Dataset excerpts
:::::
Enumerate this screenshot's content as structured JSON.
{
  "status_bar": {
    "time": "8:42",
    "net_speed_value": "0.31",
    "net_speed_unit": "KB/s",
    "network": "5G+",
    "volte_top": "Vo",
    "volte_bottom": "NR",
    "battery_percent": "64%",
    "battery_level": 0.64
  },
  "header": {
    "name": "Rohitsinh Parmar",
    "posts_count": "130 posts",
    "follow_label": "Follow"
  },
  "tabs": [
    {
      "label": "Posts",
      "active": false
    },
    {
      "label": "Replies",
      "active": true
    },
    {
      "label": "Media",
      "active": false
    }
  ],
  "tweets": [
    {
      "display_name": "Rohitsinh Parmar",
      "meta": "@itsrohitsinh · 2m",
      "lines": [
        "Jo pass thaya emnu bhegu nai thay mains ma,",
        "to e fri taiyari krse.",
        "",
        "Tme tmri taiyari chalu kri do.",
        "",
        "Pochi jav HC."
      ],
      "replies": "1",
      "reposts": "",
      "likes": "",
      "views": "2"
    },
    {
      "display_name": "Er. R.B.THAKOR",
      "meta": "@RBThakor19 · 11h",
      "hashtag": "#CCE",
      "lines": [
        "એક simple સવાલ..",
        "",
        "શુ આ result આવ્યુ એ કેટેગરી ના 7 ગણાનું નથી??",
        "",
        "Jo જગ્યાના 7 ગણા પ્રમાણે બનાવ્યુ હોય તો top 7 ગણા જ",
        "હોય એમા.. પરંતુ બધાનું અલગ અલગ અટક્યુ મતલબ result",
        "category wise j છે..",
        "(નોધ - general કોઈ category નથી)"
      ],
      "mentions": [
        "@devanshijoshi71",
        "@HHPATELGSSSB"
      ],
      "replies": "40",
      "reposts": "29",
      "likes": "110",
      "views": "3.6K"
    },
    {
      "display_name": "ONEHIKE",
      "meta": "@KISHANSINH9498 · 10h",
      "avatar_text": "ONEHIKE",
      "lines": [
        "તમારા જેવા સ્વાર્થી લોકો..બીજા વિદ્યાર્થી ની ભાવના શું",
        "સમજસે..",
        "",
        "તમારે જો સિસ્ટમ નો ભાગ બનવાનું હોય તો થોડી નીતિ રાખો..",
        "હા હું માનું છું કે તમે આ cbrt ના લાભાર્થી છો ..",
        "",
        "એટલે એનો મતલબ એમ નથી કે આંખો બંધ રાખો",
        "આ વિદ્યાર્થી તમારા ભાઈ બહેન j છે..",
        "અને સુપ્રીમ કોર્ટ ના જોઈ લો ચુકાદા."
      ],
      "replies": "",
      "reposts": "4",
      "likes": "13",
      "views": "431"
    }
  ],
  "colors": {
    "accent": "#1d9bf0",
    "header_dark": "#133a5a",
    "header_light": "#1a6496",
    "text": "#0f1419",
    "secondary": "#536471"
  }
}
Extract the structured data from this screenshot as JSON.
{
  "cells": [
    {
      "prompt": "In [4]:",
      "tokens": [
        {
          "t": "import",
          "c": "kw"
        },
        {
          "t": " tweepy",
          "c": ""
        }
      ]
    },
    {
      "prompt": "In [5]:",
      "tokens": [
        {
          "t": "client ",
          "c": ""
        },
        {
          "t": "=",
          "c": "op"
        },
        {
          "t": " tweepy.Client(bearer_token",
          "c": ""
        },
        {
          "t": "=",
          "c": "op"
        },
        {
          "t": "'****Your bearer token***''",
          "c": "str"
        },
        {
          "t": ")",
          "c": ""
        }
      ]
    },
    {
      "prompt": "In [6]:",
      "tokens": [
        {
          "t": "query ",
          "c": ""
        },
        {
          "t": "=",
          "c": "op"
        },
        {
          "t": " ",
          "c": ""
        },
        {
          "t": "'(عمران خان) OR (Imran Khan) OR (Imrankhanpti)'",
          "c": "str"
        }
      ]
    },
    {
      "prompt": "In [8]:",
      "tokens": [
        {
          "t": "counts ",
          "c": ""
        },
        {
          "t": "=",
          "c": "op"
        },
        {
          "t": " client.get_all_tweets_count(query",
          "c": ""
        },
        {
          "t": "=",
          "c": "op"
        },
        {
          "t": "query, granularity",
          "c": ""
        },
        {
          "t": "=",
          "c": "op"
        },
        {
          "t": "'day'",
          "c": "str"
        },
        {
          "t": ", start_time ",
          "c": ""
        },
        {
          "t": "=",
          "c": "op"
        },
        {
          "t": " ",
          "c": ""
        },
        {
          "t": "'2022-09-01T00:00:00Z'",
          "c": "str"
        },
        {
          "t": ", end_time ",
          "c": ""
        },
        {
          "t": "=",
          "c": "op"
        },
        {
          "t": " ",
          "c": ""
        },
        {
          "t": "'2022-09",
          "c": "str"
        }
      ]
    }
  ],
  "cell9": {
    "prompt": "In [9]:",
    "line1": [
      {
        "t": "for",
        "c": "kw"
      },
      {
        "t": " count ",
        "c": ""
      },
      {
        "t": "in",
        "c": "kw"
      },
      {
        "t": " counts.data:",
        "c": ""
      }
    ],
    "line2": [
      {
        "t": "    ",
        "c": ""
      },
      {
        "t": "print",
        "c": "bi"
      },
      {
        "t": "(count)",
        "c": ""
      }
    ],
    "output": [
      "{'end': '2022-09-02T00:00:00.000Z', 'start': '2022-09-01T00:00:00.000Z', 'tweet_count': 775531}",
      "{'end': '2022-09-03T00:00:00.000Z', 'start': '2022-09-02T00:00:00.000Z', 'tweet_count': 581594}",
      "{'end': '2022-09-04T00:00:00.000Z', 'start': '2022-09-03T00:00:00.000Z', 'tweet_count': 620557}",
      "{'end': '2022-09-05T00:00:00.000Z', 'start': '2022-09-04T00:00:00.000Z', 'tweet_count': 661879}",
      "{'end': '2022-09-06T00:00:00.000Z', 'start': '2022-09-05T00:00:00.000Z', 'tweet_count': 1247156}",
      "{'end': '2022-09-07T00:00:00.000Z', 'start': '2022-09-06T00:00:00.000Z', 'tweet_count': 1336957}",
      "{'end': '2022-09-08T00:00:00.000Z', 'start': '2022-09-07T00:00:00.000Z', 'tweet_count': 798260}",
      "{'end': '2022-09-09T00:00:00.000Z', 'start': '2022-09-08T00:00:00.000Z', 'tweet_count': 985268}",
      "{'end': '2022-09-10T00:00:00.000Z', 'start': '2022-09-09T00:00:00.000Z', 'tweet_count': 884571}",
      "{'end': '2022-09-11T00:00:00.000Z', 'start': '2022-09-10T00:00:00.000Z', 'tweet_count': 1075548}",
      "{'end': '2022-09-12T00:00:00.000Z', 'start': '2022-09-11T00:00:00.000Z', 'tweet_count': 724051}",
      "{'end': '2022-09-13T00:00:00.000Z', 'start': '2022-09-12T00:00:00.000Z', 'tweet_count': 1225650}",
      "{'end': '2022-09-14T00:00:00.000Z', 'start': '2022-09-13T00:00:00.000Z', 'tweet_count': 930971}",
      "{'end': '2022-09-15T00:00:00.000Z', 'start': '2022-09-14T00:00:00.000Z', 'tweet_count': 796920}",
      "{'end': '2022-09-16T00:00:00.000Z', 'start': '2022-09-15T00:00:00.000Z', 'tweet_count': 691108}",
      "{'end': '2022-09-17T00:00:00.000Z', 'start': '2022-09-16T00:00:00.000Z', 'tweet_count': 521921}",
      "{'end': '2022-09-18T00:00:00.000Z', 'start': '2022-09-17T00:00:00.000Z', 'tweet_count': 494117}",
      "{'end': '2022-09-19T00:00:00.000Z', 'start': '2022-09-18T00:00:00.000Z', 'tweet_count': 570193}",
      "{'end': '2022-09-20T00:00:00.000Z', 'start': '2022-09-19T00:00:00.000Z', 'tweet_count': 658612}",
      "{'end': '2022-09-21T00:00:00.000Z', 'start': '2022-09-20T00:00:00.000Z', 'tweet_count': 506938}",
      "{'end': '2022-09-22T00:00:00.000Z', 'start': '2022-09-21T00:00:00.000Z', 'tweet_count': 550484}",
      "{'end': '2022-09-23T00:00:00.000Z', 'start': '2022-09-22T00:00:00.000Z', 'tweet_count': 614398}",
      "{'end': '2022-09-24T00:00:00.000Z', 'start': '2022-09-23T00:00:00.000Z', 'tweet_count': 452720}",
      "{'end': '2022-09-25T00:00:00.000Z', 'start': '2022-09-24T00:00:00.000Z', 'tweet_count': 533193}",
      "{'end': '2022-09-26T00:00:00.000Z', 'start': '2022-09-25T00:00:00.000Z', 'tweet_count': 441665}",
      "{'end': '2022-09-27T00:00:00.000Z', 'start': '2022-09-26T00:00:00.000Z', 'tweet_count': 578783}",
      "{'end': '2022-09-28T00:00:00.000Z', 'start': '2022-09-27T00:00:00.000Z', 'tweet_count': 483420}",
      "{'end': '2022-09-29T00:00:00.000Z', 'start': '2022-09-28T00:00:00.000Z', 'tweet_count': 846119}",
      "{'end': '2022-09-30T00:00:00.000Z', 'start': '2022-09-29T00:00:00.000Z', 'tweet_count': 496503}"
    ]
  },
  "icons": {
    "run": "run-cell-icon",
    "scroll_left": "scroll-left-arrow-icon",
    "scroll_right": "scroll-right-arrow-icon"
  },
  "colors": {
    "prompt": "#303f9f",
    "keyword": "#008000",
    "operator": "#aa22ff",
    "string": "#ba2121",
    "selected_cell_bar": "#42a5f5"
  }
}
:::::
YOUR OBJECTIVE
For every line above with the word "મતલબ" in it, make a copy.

THE ANSWER
        "હોય એમા.. પરંતુ બધાનું અલગ અલગ અટક્યુ મતલબ result",
        "એટલે એનો મતલબ એમ નથી કે આંખો બંધ રાખો",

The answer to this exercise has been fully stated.